Bottom Line: The results revealed novel salivary N-glycosites and glycoproteins not previously reported.As compared to the secretor, nonsecretor saliva had higher levels of N-glycosylation albeit with simpler structures.Together, the results suggested a molecular basis for inter-individual variations in salivary protein glycosylation with functional implications for oral health.

View Article: PubMed Central - PubMed

Affiliation: Department of Obstetrics, Gynecology, and Reproductive Sciences, University of California San Francisco, San Francisco, CA 94143 USA ; Sandler-Moore Mass Spectrometry Core Facility, University of California San Francisco, San Francisco, CA 94143 USA.

ABSTRACT

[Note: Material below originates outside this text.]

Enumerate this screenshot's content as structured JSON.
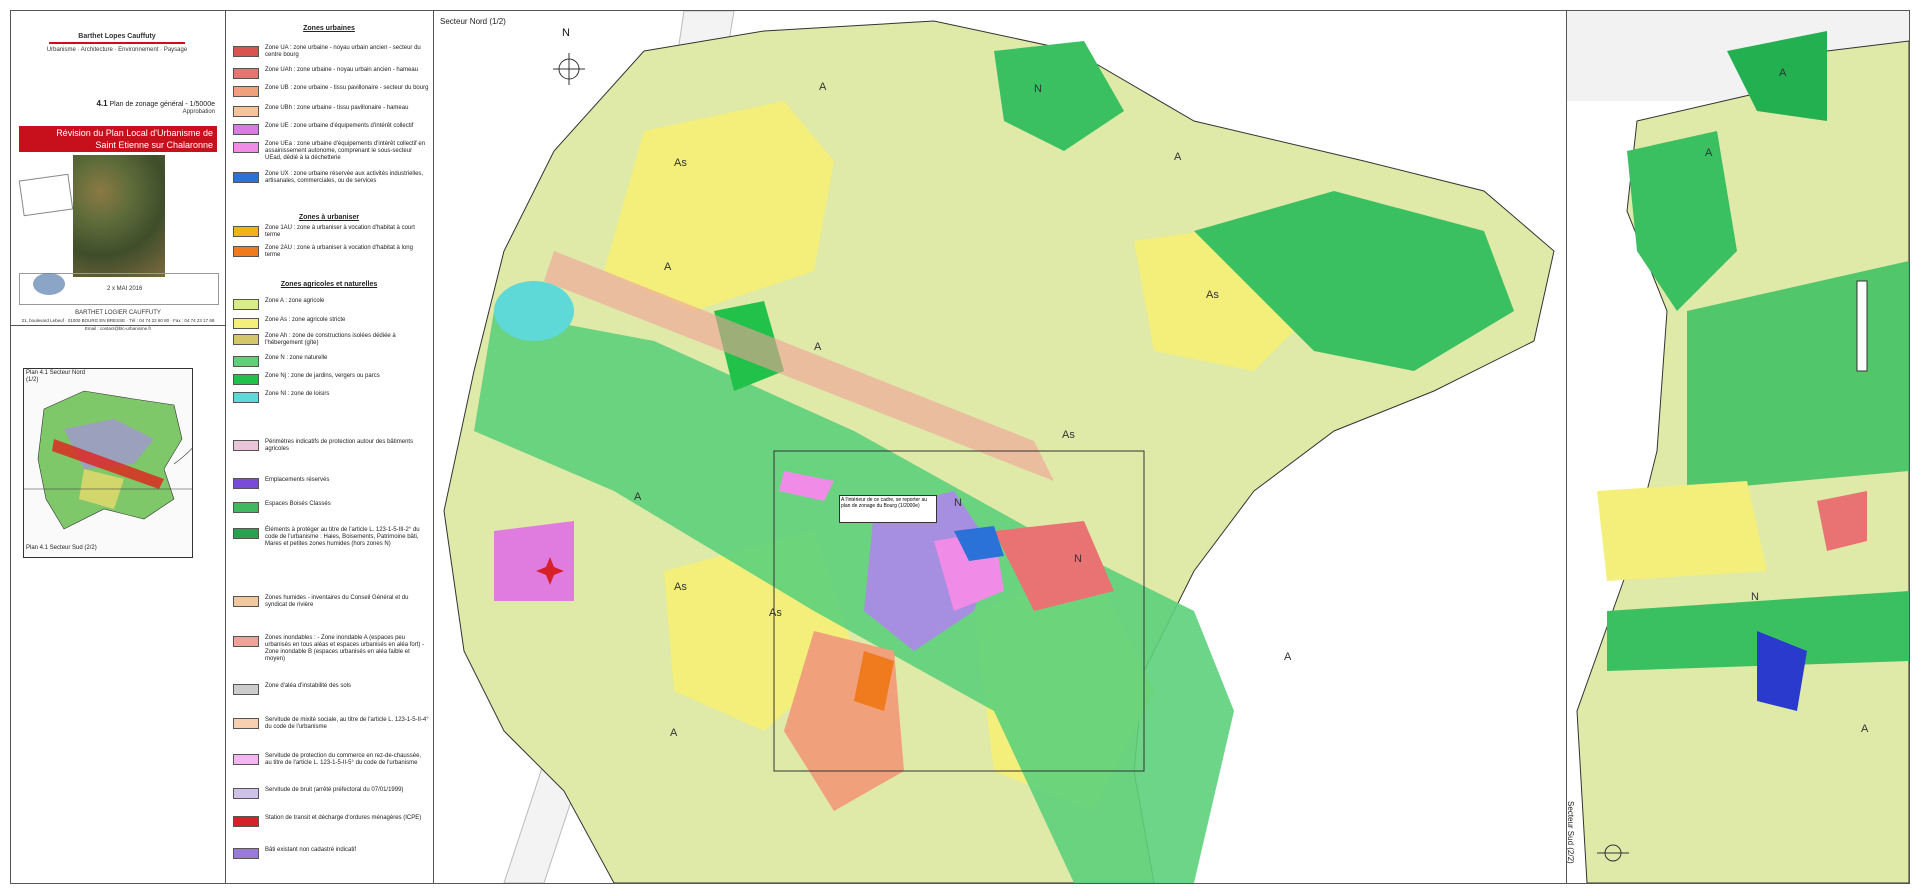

Background: The carbohydrate portions of salivary glycoproteins play important roles, including mediating bacterial and leukocyte adhesion. Salivary glycosylation is complex. Many of its glycoproteins present ABO and Lewis blood group determinants. An individual's genetic complement and secretor status govern the expression of blood group antigens. We queried the extent to which salivary glycosylation varies according to blood group and secretor status. First, we screened submandibular/sublingual and parotid salivas collected as ductal secretions for reactivity with a panel of 16 lectins. We selected three lectins that reacted with the largest number of glycoproteins and one that recognized uncommon lactosamine-containing structures. Ductal salivas representing a secretor with complex blood group expression and a nonsecretor with a simple pattern were separated by SDS-PAGE. Gel slices were trypsin digested and the glycopeptides were individually separated on each of the four lectins. The bound fractions were de-N-glycosylated. LC-MS/MS identified the original glycosylation sites, the peptide sequences, and the parent proteins.

Results: The results revealed novel salivary N-glycosites and glycoproteins not previously reported. As compared to the secretor, nonsecretor saliva had higher levels of N-glycosylation albeit with simpler structures.

Conclusions: Together, the results suggested a molecular basis for inter-individual variations in salivary protein glycosylation with functional implications for oral health.

No MeSH data available.


Related in: MedlinePlus